Task brief: From the data that follows, report how many lines hold the string "Mastering", giving only the number.

==== Material for the task

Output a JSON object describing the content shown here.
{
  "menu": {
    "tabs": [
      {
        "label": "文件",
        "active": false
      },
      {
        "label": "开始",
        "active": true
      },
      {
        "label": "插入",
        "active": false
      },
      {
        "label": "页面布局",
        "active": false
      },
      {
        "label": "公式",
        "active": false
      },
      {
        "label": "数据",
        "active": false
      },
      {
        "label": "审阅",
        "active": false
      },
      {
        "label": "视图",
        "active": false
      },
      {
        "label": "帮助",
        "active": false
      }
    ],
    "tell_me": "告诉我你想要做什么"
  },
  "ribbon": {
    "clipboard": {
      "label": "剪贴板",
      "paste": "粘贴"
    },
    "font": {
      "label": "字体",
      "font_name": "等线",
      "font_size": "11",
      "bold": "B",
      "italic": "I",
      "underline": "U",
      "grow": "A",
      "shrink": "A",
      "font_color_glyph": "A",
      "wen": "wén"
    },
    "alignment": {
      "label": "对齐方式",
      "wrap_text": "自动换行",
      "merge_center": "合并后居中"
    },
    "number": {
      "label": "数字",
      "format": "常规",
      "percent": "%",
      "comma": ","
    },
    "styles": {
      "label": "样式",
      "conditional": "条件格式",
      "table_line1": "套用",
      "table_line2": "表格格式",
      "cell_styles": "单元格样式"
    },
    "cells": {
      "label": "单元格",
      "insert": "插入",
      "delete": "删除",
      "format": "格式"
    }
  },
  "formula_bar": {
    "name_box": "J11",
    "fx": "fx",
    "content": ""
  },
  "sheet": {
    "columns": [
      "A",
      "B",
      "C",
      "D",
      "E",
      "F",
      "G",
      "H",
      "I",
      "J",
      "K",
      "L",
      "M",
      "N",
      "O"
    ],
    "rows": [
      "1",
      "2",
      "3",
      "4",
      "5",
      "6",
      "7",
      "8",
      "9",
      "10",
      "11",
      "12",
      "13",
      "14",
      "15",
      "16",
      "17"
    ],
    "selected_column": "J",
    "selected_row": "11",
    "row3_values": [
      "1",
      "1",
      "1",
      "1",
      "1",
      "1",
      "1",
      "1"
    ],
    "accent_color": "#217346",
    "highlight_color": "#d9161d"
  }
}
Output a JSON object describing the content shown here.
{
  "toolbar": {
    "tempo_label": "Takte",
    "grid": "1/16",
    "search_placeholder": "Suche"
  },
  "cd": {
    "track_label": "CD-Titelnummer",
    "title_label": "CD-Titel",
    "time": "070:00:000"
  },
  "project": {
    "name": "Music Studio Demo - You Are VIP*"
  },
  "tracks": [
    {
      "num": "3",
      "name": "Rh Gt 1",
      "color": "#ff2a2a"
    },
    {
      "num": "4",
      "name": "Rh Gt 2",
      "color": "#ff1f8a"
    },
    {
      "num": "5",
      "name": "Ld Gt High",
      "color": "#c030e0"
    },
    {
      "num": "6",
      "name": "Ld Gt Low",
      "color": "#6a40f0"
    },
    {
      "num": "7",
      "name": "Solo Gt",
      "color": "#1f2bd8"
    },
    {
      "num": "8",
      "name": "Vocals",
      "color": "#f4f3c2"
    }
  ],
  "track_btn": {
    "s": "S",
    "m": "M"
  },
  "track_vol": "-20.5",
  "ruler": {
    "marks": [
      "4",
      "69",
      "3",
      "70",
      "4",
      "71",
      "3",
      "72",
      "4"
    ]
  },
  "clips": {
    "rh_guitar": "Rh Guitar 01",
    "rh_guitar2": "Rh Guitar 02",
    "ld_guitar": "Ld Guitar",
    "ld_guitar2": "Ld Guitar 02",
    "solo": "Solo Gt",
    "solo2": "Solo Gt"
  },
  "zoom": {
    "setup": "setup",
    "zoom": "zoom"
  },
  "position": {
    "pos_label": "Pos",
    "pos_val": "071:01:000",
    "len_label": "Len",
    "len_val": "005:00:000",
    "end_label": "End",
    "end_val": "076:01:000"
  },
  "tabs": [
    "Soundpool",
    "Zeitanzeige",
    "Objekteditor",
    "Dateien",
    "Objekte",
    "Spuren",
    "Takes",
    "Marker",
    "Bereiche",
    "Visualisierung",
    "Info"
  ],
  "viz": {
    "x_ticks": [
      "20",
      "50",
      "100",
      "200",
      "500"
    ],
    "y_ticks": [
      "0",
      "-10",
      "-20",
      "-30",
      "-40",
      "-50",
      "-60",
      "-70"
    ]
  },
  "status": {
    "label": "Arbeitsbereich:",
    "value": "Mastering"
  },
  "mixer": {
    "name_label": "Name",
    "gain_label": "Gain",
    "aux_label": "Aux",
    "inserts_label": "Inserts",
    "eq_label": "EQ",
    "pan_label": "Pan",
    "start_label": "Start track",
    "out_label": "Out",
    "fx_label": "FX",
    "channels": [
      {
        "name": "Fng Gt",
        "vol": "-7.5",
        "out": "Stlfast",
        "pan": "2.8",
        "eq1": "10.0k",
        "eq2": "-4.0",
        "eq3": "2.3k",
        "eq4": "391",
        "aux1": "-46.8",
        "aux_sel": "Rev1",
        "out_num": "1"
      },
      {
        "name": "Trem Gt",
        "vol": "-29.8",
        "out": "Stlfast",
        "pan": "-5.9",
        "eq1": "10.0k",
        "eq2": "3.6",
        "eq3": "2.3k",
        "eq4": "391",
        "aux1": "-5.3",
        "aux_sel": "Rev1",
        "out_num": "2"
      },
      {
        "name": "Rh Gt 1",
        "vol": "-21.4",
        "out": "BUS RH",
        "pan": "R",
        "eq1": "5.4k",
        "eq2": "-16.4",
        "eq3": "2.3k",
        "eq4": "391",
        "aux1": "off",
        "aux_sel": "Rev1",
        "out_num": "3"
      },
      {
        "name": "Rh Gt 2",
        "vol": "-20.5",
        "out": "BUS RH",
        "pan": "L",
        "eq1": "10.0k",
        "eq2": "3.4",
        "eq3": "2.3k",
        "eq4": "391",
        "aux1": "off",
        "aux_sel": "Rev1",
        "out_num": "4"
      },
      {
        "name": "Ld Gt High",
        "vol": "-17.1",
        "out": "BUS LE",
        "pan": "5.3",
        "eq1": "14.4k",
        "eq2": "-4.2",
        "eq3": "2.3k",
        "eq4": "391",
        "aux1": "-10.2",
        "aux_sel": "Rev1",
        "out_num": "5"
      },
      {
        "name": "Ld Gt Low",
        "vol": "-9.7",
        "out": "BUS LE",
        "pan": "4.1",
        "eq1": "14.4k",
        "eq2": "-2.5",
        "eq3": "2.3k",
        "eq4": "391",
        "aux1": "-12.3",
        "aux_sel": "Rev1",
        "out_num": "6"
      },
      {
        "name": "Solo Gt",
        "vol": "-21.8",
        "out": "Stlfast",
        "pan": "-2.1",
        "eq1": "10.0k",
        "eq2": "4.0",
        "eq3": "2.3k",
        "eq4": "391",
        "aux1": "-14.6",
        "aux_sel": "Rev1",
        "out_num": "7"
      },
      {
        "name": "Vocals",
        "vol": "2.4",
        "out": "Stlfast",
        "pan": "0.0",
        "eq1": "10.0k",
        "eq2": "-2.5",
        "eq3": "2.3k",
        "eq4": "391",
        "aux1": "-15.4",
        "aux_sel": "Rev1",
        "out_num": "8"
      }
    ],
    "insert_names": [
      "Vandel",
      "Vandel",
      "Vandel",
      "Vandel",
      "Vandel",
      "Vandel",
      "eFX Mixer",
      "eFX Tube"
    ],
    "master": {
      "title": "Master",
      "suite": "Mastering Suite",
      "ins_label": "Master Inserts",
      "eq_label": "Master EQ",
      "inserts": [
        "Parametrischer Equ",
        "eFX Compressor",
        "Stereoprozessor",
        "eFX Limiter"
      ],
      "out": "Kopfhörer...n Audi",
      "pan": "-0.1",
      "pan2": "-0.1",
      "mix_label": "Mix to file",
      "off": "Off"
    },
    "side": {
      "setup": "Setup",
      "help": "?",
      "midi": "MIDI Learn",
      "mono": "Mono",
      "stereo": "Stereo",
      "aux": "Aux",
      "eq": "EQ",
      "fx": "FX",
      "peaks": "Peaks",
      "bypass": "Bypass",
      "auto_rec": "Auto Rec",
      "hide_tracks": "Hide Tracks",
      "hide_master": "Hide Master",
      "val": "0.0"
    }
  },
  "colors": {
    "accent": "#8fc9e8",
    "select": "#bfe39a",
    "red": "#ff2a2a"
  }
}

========

Answer below: 2